    Client: “Why do I have to be here? I know things aren’t perfect, but I am doing better. There have been no incidents with my kids, so why do you still make me come?”

    Simple reflection

    • “You’re ready to be done.”


    Ways to dance with dissonance2

    Ways to Dance with Dissonance

    Client: “Why do I have to be here? I know things aren’t perfect, but I am doing better. There have been no incidents with my kids, so why do you still make me come?”

    Double sided reflection

    • “Things are better, and maybe there are still a few troublesome spots.”


    Ways to dance with dissonance3

    Ways to Dance with Dissonance

    Client: “Why do I have to be here? I know things aren’t perfect, but I am doing better. There have been no incidents with my kids, so why do you still make me come?”

    Emphasize the client as the decision maker

    • “It feels like I’m making you come here, rather than your own choice. There’s more we could work on, but really you’re the one who decides about whether it’s worth the hassle of coming. It really is your call.”


    Batting practice

    Batting practice

    • Reflections ain’t easy

    • You don’t have to hit a home runthough, just get some wood on it – like in batting practice

      Groups of 5

    • #1: Throw out a statement with some resistance

    • #2: Reflect

    • #3: Double sided reflection

    • #4: Emphasize the client as decision maker

    • #5: Batter’s choice


    Something you can take away how to give information in an mi consistent way

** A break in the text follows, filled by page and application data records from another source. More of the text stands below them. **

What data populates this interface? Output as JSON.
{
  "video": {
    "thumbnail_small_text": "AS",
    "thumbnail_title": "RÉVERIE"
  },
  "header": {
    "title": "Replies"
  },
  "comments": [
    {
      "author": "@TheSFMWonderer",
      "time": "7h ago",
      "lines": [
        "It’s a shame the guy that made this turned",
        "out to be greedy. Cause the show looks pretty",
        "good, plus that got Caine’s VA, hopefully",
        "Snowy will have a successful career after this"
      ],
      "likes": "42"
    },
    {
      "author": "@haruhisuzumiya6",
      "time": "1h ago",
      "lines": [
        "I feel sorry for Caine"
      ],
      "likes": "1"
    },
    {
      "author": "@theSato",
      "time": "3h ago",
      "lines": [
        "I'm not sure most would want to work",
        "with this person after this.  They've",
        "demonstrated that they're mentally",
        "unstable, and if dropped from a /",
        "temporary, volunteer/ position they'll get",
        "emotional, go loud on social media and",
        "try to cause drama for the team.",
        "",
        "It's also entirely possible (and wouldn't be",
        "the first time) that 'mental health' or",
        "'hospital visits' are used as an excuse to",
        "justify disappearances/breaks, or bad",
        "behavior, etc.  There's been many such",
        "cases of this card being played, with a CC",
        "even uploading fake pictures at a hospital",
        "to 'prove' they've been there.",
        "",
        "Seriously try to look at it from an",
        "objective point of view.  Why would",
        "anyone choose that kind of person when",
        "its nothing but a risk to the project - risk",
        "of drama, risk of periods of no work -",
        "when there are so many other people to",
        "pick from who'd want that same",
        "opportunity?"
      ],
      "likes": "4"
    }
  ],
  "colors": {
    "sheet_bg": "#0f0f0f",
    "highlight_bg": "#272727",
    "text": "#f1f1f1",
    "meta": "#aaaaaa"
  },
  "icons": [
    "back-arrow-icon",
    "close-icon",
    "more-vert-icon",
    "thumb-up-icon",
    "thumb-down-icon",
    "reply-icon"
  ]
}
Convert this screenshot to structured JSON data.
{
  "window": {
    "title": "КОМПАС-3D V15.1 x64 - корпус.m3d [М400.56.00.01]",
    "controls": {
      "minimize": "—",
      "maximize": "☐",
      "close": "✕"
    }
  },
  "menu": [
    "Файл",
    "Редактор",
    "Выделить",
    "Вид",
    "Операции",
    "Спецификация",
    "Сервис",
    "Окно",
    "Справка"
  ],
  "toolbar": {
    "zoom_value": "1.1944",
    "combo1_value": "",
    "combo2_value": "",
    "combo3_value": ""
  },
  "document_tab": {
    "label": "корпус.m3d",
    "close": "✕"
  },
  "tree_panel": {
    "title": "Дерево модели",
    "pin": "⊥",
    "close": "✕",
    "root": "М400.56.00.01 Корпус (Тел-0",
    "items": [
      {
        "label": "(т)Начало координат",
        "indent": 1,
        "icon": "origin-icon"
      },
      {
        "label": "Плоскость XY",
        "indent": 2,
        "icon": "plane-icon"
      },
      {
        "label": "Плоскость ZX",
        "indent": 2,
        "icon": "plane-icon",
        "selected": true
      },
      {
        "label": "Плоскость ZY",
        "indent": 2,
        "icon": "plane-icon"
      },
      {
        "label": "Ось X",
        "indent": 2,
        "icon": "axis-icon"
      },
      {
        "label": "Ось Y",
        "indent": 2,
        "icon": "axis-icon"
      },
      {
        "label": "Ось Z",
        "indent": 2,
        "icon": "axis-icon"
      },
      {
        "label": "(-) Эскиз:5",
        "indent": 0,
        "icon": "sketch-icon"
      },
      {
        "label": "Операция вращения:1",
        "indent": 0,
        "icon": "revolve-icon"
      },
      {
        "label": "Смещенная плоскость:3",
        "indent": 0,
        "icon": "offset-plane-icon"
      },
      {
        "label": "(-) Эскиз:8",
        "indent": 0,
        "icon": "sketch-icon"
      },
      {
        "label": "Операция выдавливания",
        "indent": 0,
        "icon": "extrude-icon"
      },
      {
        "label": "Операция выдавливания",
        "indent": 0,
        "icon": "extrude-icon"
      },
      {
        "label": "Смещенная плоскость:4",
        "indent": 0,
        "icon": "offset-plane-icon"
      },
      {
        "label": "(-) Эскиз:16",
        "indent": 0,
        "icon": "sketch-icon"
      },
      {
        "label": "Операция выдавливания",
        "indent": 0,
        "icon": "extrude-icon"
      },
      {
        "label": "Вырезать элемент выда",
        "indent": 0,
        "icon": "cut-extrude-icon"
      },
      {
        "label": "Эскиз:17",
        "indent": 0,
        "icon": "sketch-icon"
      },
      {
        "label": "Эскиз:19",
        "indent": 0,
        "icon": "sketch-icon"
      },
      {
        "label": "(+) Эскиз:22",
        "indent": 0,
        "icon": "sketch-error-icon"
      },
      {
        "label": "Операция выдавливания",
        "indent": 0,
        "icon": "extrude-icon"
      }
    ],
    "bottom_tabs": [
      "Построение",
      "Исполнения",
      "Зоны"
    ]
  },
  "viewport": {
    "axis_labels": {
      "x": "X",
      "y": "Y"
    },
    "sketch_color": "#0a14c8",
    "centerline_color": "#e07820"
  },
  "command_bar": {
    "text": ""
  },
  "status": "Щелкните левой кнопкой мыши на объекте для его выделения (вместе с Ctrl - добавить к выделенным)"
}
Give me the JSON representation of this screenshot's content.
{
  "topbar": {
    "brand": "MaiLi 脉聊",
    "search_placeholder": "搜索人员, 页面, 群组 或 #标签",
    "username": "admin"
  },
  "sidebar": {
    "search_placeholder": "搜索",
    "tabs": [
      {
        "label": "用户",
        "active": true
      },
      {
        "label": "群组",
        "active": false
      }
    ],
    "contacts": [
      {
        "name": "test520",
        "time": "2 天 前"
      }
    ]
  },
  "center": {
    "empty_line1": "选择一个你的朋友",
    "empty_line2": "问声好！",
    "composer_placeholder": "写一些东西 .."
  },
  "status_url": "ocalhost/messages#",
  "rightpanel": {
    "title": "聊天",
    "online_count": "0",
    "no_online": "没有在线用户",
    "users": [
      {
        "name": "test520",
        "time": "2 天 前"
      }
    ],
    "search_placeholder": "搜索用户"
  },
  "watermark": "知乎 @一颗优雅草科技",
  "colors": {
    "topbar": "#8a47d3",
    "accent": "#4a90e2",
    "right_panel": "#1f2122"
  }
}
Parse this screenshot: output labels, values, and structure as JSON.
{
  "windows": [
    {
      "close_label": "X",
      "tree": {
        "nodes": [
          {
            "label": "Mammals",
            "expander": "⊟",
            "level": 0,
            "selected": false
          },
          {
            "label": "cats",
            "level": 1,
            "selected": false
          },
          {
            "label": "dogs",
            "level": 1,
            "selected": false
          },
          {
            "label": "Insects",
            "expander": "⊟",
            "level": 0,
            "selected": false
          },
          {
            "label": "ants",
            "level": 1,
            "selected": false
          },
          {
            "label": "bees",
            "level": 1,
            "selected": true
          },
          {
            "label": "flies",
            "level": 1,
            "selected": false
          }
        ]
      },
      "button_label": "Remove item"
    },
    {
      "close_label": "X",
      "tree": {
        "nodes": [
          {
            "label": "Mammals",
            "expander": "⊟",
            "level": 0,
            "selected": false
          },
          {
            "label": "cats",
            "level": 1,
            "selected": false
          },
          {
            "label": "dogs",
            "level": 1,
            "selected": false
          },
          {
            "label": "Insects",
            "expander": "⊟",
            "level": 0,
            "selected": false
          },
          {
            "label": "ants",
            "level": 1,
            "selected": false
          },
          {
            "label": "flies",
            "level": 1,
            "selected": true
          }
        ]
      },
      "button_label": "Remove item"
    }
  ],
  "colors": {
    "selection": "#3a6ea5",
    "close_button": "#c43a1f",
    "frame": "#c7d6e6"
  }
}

    Something you can take away: how to give information in an MI consistent way

    • Information with permission

      • Would you like to know some things that other patients in your situation have done?

    • Offer choices

    • Talk about what others do

      • Some patients really enjoy going for a walk in the morning. What do you think you might be able or willing to try?


    Two strategies for informing

    Two strategies for informing

    • Chunk – Check – Chunk

      • Provide info – What questions do you have/Does that make sense to you? – Next info

      • Danger of moving into a directing style!

    • Elicit - Provide – Elicit

      • What do you already know about/What would you like to know about?

      • Provide information

      • What do you think about that/What do you make of that/What more would you like to know?


    Resources

    Resources

    • William R. Miller Ph.D. and Stephen Rollnick Ph.D. Motivational Interviewing 3rd Edition: Helping People Change. Guilford Press. New York: 2013.

    • David Rosengren. Building Motivational Interviewing Skills: A Practitioner Workbook. Guilford Press. New York: 2009.

    • Video: 1998 Motivational Interviewing Professional Training DVD Series. casaa.unm.edu/download/mitrain98.pdf

    • Motivational interviewing website: www.motivationalinterview.org


  • Login